This series of public lectures at the IHR takes off from an extraordinary (and potentially dangerous) paradox. On the one hand, ‘history’ seems to be more popular than ever: in schools and universities, on film, TV and the internet, in sales of historical biographies, visitor numbers to heritage sites, the growth of family history, re-enactment societies and the like.
Yet we also live in an aggressively here-and-now culture in which many people seem to lack any real understanding of how the present is linked to all that has preceded it. Thus, major current issues are frequently discussed with little sense of their longer-term historical roots: migration policy, for example, or continued British membership of the EU or Russian involvement in Ukraine. As Jo Guldi and David Armitage argued in their ‘History Manifesto’(published in 2014), it is vital to understand the past if we are to have any chance of planning sensibly for the future.
The next History Now and Then lecture will take place on Wednesday 7 November 2016 in the Wolfson Conference Suite at the Institute of Historical Research. Click on the register tab to book your place.
7 December 2016: The Focus of History
18:00-19:30 (followed by refreshments)

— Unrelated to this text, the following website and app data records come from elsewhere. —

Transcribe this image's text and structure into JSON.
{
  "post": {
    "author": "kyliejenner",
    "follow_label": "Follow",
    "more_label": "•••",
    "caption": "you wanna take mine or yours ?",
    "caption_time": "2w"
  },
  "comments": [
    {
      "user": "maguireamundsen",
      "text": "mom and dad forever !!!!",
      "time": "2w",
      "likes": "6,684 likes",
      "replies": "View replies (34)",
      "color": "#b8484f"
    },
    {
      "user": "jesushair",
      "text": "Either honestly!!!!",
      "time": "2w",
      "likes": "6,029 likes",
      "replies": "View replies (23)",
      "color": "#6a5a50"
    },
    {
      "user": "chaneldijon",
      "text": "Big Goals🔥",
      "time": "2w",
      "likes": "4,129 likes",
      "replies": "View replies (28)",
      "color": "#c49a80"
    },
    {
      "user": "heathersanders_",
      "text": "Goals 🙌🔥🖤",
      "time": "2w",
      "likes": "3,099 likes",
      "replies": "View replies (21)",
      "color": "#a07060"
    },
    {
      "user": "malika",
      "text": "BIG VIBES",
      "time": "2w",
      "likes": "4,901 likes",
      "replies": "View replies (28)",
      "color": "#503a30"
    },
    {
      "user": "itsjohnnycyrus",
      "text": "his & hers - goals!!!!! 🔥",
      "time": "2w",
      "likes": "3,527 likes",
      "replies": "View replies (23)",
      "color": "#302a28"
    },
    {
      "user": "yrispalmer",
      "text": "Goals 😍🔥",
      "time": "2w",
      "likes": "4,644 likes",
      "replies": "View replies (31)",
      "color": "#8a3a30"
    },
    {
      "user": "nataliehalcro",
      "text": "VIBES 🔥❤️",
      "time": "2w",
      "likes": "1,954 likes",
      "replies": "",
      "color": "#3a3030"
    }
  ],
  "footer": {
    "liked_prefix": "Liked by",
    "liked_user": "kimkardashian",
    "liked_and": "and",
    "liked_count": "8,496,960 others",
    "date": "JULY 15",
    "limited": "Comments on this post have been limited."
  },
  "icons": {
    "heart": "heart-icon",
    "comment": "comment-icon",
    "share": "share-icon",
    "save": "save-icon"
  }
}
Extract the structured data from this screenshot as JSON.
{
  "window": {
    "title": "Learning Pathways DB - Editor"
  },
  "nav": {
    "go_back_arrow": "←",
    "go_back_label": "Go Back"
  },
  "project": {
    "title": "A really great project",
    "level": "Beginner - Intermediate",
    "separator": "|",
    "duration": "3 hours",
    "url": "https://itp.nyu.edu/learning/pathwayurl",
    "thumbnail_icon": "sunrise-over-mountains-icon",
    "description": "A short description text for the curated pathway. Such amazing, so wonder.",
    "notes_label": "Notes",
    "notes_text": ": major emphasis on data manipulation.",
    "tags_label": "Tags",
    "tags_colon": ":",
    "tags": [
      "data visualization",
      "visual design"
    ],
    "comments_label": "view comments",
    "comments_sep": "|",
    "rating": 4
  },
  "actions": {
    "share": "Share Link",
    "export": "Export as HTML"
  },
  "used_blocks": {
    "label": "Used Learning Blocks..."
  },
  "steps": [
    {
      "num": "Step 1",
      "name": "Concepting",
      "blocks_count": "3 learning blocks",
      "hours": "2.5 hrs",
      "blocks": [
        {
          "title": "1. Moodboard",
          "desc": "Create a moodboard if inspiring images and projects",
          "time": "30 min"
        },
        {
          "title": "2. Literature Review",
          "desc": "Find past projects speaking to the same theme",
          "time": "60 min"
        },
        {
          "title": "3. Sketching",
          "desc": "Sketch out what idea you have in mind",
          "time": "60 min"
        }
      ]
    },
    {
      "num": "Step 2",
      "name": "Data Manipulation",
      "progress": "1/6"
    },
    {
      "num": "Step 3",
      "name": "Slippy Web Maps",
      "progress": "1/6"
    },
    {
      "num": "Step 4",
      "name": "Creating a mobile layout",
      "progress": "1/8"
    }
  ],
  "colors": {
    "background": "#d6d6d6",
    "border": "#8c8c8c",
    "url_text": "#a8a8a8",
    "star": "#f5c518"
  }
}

Much history is national history. But should ‘history’ focus on the nation? Or the locality – or maybe the wider world? Or on ‘things’? And should it have a short, precisely defined temporal focus – or a longer durée?